ing the Women's Center.

 

education of women; a woman as its administrative head
and a faculty and administration of more than fifty percent A
women; small classes and a faculty committed to teaching
and to teaching women. Yet. like its sister colleges. Barnard
often seems locked into its history The deep-seated fear of
being “lesser" than or “different" from a male college. or of
being labeled a "lesbian school." are part of a heritage that
is difficult to overcome As late as 1979. at the Centers
"Arden House Conference on Special Programs for Women
in Higher Education" held for seventy representatives of
women's programs in the northeast. we could see that rem
nants of these fears persisted among the prestigious womens
colleges.

Recognizing and understanding this ambivalence and
learning how to work with it have presented both a dilemma
and a challenge. In the early days. we were often on the
defensive. a position which demanded an excessive amount
of time and energy. ln retrospect. I can see that this posi-
tion also forced us to think through each issue carefully. de
veloping firm convictions earlier perhaps than we otherwise
would have. Knowing that name—calling and baiting have
been used throughout history to discredit. frighten. and di
vide women. we made a conscious and determined effort to
keep this from happening to us. We stopped reacting and
we worked even harder to be supportive of and sensitive to
the needs and interests of lesbian and other minority groups.
and we went to great lengths to include a diversity of women
and women‘s thinking in all our programs. whether in a lec-
ture on a “View of Women As Seen Through the Eyes of
Christine de Pizan." a fifteenth-century woman of letters; in
a film on Women of Wounded Knee: in a discussion of
grass-roots organizing for battered women; in an analysis of
the theological question "ls There a Feminist Understanding
of Sin?" or in a workshop on “Perceptions of Black Women
Writers " We learned that our programs must present per-
spectives that are directly related to the new thinking about
women and to the particular experience of women from
different races. class backgrounds. and sexual preferences

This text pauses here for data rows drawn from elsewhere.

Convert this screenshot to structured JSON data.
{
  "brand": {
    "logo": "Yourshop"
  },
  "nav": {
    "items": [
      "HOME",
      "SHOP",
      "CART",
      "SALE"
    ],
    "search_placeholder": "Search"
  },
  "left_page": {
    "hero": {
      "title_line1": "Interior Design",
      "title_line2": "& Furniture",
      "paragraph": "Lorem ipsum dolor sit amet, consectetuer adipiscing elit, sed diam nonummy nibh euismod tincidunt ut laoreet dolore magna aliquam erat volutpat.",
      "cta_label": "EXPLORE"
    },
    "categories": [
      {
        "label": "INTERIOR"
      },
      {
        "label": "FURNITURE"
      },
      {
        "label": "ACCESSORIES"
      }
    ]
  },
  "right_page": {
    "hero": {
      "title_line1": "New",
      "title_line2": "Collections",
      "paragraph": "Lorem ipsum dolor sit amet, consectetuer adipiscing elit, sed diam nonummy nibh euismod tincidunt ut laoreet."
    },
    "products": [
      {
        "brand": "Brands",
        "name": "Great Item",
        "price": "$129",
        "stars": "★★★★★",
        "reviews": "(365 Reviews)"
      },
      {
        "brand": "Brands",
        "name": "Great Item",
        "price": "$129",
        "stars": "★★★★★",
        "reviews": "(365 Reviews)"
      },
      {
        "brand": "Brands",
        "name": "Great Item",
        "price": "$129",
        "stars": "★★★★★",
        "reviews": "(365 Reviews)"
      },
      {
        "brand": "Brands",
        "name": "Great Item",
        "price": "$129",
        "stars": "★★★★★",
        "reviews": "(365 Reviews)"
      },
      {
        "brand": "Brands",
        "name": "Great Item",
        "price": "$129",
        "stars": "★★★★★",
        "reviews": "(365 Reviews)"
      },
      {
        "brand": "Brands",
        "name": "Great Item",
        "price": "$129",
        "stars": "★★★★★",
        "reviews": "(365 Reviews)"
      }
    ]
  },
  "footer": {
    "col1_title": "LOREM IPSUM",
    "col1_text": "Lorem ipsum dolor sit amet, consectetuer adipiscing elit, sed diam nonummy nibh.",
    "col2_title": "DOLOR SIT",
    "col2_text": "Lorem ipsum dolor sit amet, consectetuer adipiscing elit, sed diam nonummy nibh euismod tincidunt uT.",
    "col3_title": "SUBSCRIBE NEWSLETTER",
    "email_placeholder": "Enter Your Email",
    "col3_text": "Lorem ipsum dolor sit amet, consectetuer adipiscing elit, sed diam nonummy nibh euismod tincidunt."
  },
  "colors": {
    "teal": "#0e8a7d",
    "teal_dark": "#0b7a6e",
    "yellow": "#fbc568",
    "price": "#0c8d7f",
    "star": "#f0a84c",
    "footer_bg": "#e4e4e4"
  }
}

ln this spirit. we created the Reid Lectureship ln 1975.
with additional money from the Estate of Helen Rogers Reid.
Barnard ‘O3. we designed a program to bring to Barnard
each year one or. on occasion. two women who had distin-
guished themselves in their own fields and had shown some
commitment to other women We knew that it was impor-
tant to invite women who might not be heard at Barnard un-
der other circumstances. women from backgrounds tradition-
ally underrepresented at Barnard. ln fact. as we learned from
minority students about their need for more role models. we
established a rule that at least half of these lecturers would
be women of color

The full roster of Reid Lecturers reads: June Jordan and
Alice Walker. Helen Rodriguez-Trias. Rhonda Copelon and
Nancy Stearns, Ntozake Shange. Bella Abzug (the year she
was fired from the Presidents Advisory Committee on
Women). Bernice Reagon. Mirra Komarovsky (the year of
the Womens Center 10th anniversary celebration) and Toni)
Cade Bambara. The Lecturers were asked to share their per-
sonal perceptions and experiences as women. as well as their
professional experiences as feminists. both at a public lecture
and informally with small groups of students. alumnae.
faculty. staff. and community people over a period of a day
and a half. lt became an outstanding annual event June Jor-

Women‘s Studies Quarterly Xll 1 (Spring 19843